Starting a solid business can make you own a franchise in the long run. Then you’ll get all the fees and royalties. Buying an existing business is hard to expand as it tends to remain the same size. But you can scale up your private business as much as the market allows.
Pros and Cons of Franchise:
Franchise: The Pros
- Provides an opportunity to buy into an existing business model
- Comes with a proven track record
- Have a successful training program
- Have an excellent supply chain
- Provides technical support
- High success rates
- Easy to start – a quick way to become a business owner
- Franchising offers a clear existing plan
- Easy to sell the franchise as it’s well known
Franchise: The Cons
- Purchasing a franchise can be expensive
- Franchises also come with ongoing expenses that can reduce your profits
Pros and Cons of Startup:
Startup: The Pros
- You can turn your idea into a multi-million dollar business as Bill Gates did with Microsoft
- Startup cost could be as low as $10,000
- Your business can be your part-time side hustle
- Building your own business means you will be the boss in every aspect of the company.
Startup: The Cons
- There is always uncertainty in new business, such as will my product sell? Will the customers like it?
- The failure rate is also high – By the end of the fifth year, 50% of startup businesses fail
- You have to work long, hard hours without support or training
What are the 4 types of franchising?
- Single Unit: It is a business in which franchisors grants the franchisee the rights to open and operate one franchise unit.
This single unit franchising is the most common and most straightforward type of franchise. The newcomers mostly opt for this type due to its simplicity and to get ‘their feet wet’.
- Multi-Unit: It is a business in which franchisors grants the franchisee the rights to open and operate more than one franchise unit.
Typically there will be a schedule that will determine when a franchisee opens the units.
- Area Development: This is a type of business in which the franchisee has an agreement to open multiple units during a specified time and specific area.
Franchisors grant the rights to the franchisee for the development of that territory.
- Master Franchise: Master Franchise is the hidden gem of this business. Master Franchise has more rights than Area Development Franchises.
In addition to the Area Development rights, the franchisee also has the rights to sell the franchise in the local territory.
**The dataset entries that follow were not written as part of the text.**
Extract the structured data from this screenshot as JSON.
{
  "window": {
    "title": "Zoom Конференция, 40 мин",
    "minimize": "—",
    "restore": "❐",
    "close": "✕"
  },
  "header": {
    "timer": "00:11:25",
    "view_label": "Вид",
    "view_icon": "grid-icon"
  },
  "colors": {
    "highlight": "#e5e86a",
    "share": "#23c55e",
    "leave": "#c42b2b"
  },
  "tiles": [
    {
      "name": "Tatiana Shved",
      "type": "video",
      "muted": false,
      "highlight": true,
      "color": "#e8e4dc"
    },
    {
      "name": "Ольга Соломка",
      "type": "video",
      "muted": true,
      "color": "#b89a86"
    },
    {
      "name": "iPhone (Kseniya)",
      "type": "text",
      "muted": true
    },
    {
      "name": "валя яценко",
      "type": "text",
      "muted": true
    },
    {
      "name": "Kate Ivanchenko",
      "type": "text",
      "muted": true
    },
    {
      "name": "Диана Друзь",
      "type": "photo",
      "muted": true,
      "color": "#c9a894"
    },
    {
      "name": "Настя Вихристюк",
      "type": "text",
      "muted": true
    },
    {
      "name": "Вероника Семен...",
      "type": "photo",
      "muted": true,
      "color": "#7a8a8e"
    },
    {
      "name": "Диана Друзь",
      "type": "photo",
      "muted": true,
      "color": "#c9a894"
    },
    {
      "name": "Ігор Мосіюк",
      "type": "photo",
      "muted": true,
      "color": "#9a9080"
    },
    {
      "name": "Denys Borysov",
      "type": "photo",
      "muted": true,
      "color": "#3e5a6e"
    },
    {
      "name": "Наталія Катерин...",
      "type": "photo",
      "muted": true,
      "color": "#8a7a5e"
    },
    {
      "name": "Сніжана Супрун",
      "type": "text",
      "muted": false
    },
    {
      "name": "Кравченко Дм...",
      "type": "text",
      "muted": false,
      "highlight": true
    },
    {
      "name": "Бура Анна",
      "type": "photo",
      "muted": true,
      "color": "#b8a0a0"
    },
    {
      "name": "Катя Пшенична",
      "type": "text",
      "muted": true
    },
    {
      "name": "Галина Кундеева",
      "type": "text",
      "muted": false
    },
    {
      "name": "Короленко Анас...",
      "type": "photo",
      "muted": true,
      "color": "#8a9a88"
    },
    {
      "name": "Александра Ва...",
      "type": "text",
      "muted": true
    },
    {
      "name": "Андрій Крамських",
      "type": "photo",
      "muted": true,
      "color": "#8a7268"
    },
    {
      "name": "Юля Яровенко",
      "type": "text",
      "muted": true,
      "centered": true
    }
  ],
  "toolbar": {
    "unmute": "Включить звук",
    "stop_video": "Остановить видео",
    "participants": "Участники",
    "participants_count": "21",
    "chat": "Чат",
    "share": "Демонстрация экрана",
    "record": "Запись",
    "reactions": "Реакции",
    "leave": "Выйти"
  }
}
Are franchise owners small businesses?
A franchise is a small business with an established brand name and must pay annual royalties to the franchisors. (Franchisors are the owners of trademarks).
What percent of small businesses are franchises?
According to SBA’s Office of Advocacy: 2.9% of total firms are franchises in the US.